There’s a saying about things that are old become new again and we see plenty of that in cartography. In fact, many cartographic techniques seem to come in and out of fashion regularly as new map-makers find the technique or try and work out ways of creating a particular map type using new software. A good example recently has been the use of tesselated hexagons as a container for summarizing another dataset. We might call it hex-binning and for the last few years it’s become a popular way of mapping thematic point data because it creates visually and cognitively equivalent areas and which overcomes the death by push-pin red dot fever mapping.
Another trend has been the use of new terminology to describe a particular type of map. To some of us a little older in the tooth a map is a map. We’d go so far as to categorize based on type (topographic, thematic for example) or scale (small, medium, multiscale) but the trend to create new brands and be seen as different is inevitable. A current fad is Map Stories or Story Maps. The idea that a map has a narrative and can tell a compelling story using a mixture of maps, graphics and textual components. As with most things, this idea isn’t new either. This map by the publishers Colortext was one of a series they labelled ‘Story Map’. It combines pictorial images, text and information that in this case tells the story of Scotland. It incorporates historical and cultural components in a place-based narrative.
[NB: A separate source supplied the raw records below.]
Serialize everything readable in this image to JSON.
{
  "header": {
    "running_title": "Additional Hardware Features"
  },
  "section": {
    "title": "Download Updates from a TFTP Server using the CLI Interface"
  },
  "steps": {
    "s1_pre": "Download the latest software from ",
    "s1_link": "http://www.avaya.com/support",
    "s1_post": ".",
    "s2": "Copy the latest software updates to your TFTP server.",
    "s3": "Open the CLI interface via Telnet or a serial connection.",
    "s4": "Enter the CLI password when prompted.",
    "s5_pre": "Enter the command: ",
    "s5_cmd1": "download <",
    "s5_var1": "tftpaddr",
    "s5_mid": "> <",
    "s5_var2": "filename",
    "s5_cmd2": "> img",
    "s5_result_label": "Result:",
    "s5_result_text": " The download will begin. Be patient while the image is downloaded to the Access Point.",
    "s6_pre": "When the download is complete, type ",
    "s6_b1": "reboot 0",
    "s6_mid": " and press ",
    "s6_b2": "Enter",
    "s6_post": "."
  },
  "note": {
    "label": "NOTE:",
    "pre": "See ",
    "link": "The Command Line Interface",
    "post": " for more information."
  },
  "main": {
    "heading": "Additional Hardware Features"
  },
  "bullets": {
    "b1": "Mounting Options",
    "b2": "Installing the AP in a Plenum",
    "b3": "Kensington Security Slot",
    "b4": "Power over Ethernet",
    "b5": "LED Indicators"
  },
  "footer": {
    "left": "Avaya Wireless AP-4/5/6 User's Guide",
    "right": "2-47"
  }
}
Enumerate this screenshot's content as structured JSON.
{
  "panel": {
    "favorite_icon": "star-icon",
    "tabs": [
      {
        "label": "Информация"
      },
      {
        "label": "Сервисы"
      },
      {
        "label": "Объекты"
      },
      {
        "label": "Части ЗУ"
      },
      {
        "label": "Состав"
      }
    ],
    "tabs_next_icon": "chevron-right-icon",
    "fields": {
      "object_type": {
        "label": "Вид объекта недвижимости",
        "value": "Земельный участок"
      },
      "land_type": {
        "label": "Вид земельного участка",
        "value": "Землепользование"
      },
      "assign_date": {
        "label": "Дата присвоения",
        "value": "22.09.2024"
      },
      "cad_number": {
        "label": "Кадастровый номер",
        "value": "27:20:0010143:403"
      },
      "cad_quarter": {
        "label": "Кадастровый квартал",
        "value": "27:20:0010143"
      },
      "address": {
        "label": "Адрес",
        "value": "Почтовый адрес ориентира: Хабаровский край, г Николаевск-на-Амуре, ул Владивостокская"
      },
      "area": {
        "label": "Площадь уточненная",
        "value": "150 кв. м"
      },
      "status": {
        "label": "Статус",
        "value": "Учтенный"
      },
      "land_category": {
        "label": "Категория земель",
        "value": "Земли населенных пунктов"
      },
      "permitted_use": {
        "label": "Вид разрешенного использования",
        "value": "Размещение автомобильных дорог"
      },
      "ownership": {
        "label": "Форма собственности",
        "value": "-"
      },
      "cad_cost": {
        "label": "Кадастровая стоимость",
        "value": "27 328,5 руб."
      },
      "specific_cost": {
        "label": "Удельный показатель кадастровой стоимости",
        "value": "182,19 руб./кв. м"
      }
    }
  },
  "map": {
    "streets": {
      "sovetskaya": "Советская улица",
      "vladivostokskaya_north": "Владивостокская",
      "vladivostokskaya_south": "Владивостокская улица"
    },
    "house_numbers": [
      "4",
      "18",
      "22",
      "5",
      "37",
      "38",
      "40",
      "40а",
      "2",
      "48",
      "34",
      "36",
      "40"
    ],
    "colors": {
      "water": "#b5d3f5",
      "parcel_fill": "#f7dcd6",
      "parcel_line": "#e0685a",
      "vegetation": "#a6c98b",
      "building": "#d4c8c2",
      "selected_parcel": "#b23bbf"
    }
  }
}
It’s possibly the first of the genre of Story Maps. Ernest Dudley Chase also produced a number of his own maps in the mid-1900s that he titled Story Map too. This is a well composed Story Map or, as some of us might say, a map. It’s pictorial elements are well composed and the map has a good density of information. The decorative border of the tartans adds further interest and the map as a whole combines several integrated themes to tell the story of Scotland.